I find Sengl’s work haunting even when divorced from Kraus’s play, its immediate inspiration. Born in 1974, Sengl says that her work is compelled “by an inner imperative … to react to my environment. … I think that, at his core, Karl Kraus was actually a very kind, tenderhearted, generous person who used his pen as a kind of protective device. … I do the same thing.” While there was no European land war going on in 2014, there is one now, and another war not so far away, rendering Sengl’s work, and Kraus’s, disturbingly contemporary once again.

I’m still looking forward to my visit to Vienna in two weeks, and I’m not sure that it still deserves Kraus’s characterization as “an experimental laboratory for world destruction”; I can think of at least one city that better deserves that honorific. But the point is well taken even so, given the experience of the past century.

You can see more of Sengl’s The Last Days of Mankind here, see her more recent work here, and there is a splendid American book based on the exhibition published by DoppellHouse Press, which includes a fine introduction by Marjorie Perloff. Alas, the catalog of the show published by the Essl Collection itself appears to be out-of-print, but I’ll be keeping an eye on Ebay.

What, me worry?

Mad magazine is still staggering along lo these past 71 years — I started reading it myself in 1971 or 1972, when I was about 10, and moved on a few years later to National Lampoon. Even though my subscription was short-lived, I credit Mad with changing my perspective on the world in a way that a lot of other Mad readers acknowledge too — and it still makes me laugh when I page through the collections I still own. It was best put perhaps by Brian Siano in a 1994 issue of The Humanist:

For the smarter kids of two generations, Mad was a revelation: it was the first to tell us that the toys we were being sold were garbage, our teachers were phonies, our leaders were fools, our religious counselors were hypocrites, and even our parents were lying to us about damn near everything. An entire generation had William Gaines for a godfather: this same generation later went on to give us the sexual revolution, the environmental movement, the peace movement, greater freedom in artistic expression, and a host of other goodies. Coincidence? You be the judge.

Similar encomiums came from Art Spiegelman (“The message Mad had in general is, ‘The media is lying to you, and we are part of the media.’ It was basically … ‘Think for yourselves, kids'”) and R. Crumb (“Artists are always trying to equal the work that impressed them in their childhood and youth. I still feel extremely inadequate when I look at the old Mad comics”), though Mad publisher William Gaines topped them all when he said, “We must never stop reminding the reader what little value they get for their money!”
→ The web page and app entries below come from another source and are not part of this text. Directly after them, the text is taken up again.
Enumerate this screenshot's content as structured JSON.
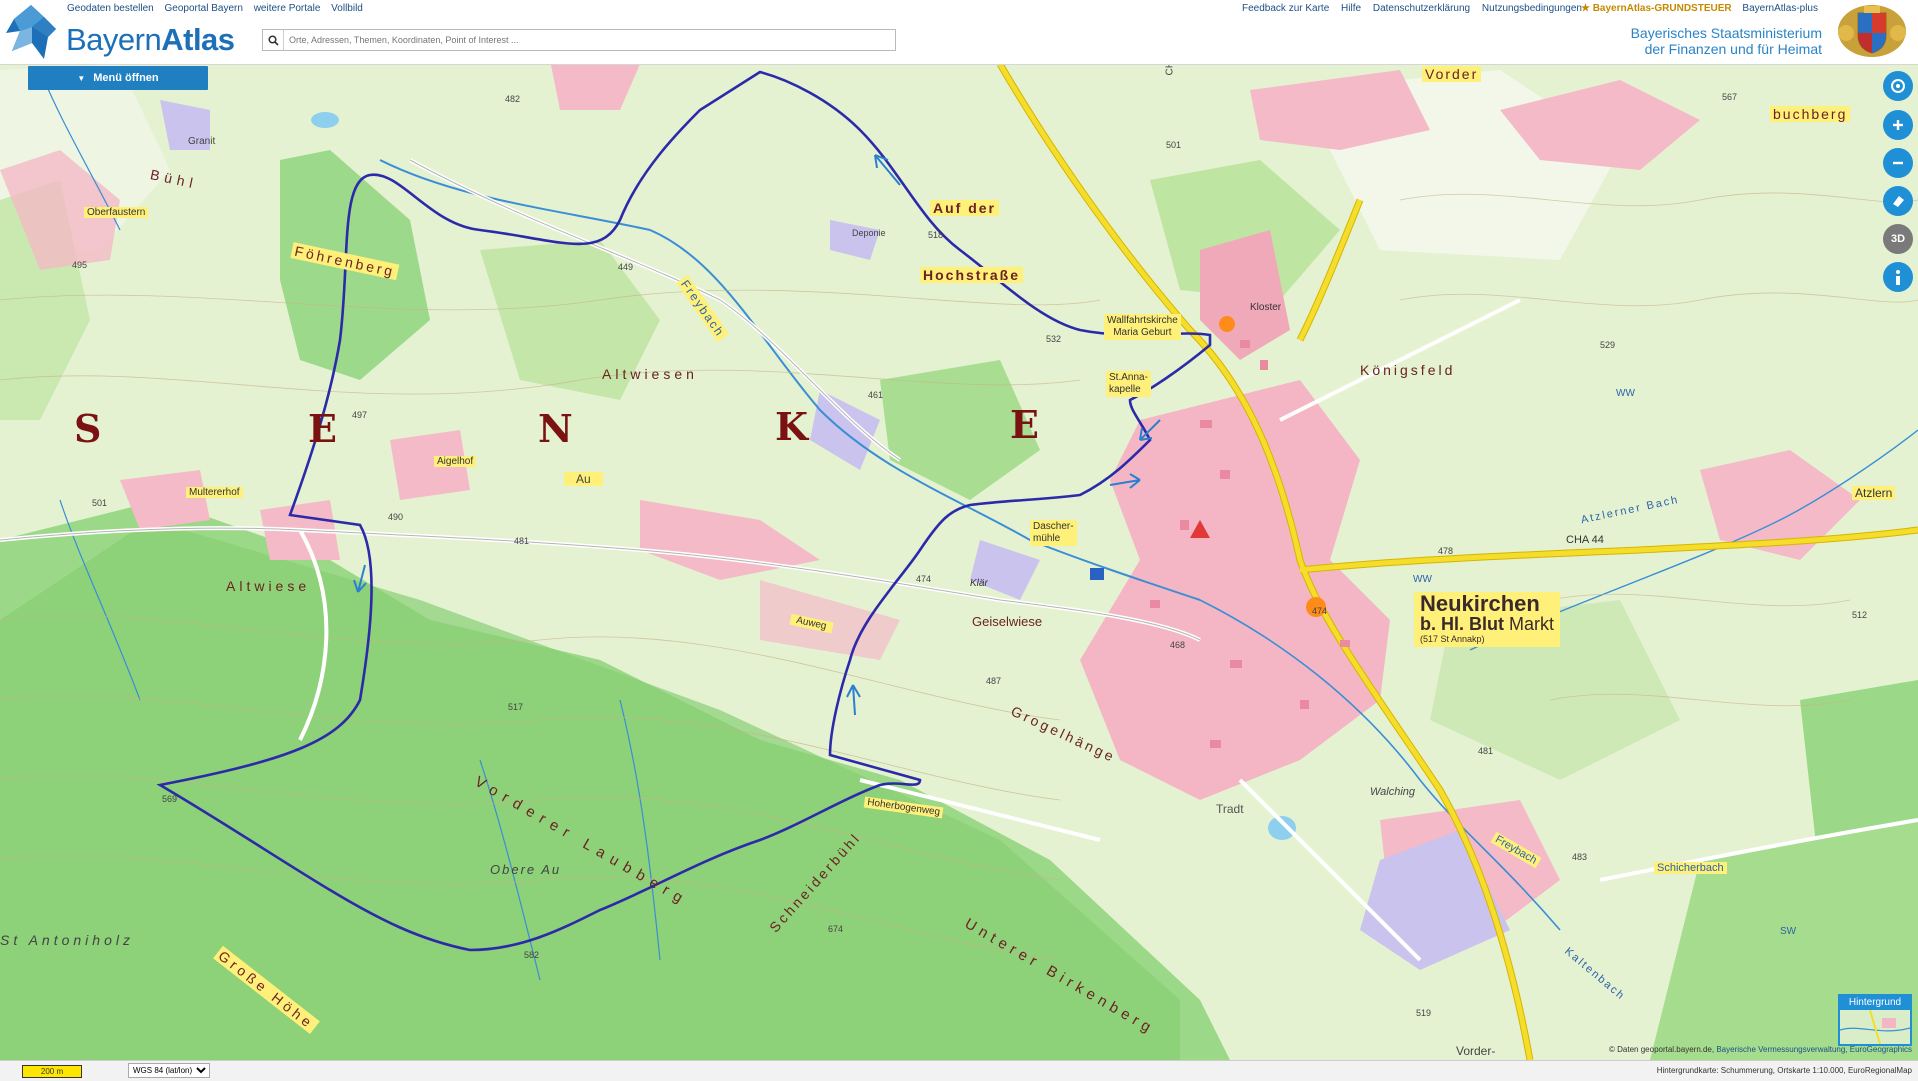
{
  "header": {
    "logo_text_regular": "Bayern",
    "logo_text_bold": "Atlas",
    "topnav": [
      "Geodaten bestellen",
      "Geoportal Bayern",
      "weitere Portale",
      "Vollbild"
    ],
    "search_placeholder": "Orte, Adressen, Themen, Koordinaten, Point of Interest ...",
    "rightnav": [
      "Feedback zur Karte",
      "Hilfe",
      "Datenschutzerklärung",
      "Nutzungsbedingungen"
    ],
    "grundsteuer": "★ BayernAtlas-GRUNDSTEUER",
    "plus": "BayernAtlas-plus",
    "ministry_line1": "Bayerisches Staatsministerium",
    "ministry_line2": "der Finanzen und für Heimat"
  },
  "menu": {
    "label": "Menü öffnen"
  },
  "controls": [
    "location-icon",
    "zoom-in-icon",
    "zoom-out-icon",
    "drawing-icon",
    "3d-icon",
    "info-icon"
  ],
  "controls_3d": "3D",
  "map_labels": {
    "big": [
      "S",
      "E",
      "N",
      "K",
      "E"
    ],
    "vorder": "Vorder",
    "buchberg": "buchberg",
    "auf_der": "Auf der",
    "hochstrasse": "Hochstraße",
    "foehrenberg": "Föhrenberg",
    "buehl": "Bühl",
    "oberfaustern": "Oberfaustern",
    "granit": "Granit",
    "altwiesen": "Altwiesen",
    "au": "Au",
    "aigelhof": "Aigelhof",
    "multererhof": "Multererhof",
    "altwiese": "Altwiese",
    "freybach": "Freybach",
    "deponie": "Deponie",
    "wallfahrtskirche": "Wallfahrtskirche",
    "maria_geburt": "Maria Geburt",
    "st_anna": "St.Anna-",
    "kapelle": "kapelle",
    "kloster": "Kloster",
    "koenigsfeld": "Königsfeld",
    "dascher": "Dascher-",
    "muehle": "mühle",
    "geiselwiese": "Geiselwiese",
    "auweg": "Auweg",
    "grogelhaenge": "Grogelhänge",
    "neukirchen": "Neukirchen",
    "bhlblut": "b. Hl. Blut",
    "markt": "Markt",
    "annakp": "(517 St Annakp)",
    "atzlern": "Atzlern",
    "cha44": "CHA 44",
    "atzlerner_bach": "Atzlerner Bach",
    "walching": "Walching",
    "freybach2": "Freybach",
    "schicherbach": "Schicherbach",
    "kaltenbach": "Kaltenbach",
    "tradt": "Tradt",
    "vorderer_laubberg": "Vorderer Laubberg",
    "schneiderbuehl": "Schneiderbühl",
    "unterer_birkenberg": "Unterer Birkenberg",
    "obere_au": "Obere Au",
    "st_antoniholz": "St Antoniholz",
    "grosse_hoehe": "Große Höhe",
    "hoherbogenweg": "Hoherbogenweg",
    "vorder_bottom": "Vorder-",
    "cha": "CHA",
    "klaer": "Klär",
    "ww": "WW",
    "sw": "SW",
    "ww2": "WW",
    "elevations": [
      "482",
      "495",
      "501",
      "449",
      "518",
      "532",
      "461",
      "497",
      "490",
      "481",
      "474",
      "487",
      "468",
      "474",
      "478",
      "512",
      "529",
      "567",
      "501",
      "569",
      "582",
      "674",
      "519",
      "481",
      "483",
      "517"
    ]
  },
  "footer": {
    "scale": "200 m",
    "crs": "WGS 84 (lat/lon)",
    "basemap": "Hintergrundkarte: Schummerung, Ortskarte 1:10.000, EuroRegionalMap"
  },
  "attribution": {
    "prefix": "© Daten geoportal.bayern.de,",
    "link": "Bayerische Vermessungsverwaltung, EuroGeographics"
  },
  "hintergrund": "Hintergrund",
  "colors": {
    "accent": "#1f7fc1",
    "forest": "#7fcf6e",
    "meadow": "#dff3c8",
    "settlement": "#f3a7b8",
    "road": "#f5dd2b",
    "route": "#2c2aa8",
    "water": "#3a8ed6"
  }
}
Though National Lampoon‘s efforts in other media — including films, television, and the stage — were far more successful, it’s possible that the magazine went Hollywood too quickly, leading to it and its form of satire having perished many years ago. Mad tried too: a moderately successful stage show in 1966 (with original music by Mary Rodgers and Stephen Sondheim) and a moderately successful television show beginning in 1995, but a disastrous 1980 Mad film Up the Academy destroyed any ambitions the magazine had of finding its way to success in movie theatres. In 2006 its director, Robert Downey Sr., touchingly observed that it was “one of the worst fucking things in history.”

I myself have written about National Lampoon in the past, and that magazine recently enjoyed the documentary treatment, but it’s been surprising that Mad, which played such a central role in humor and comedy in the post-war era, has remained without similar recognition from documentary filmmakers — until now, that is. Now in post-production, When We Went MAD!, directed by Alan Bernstein, may be the documentary we’ve all been waiting for. Featuring a history of the publication as well as interviews with many of its staff and enthusiasts, the film promises to be to Mad magazine what Ken Burns’s The Civil War was to the Civil War. No release date has been announced, but the trailer for the film is below.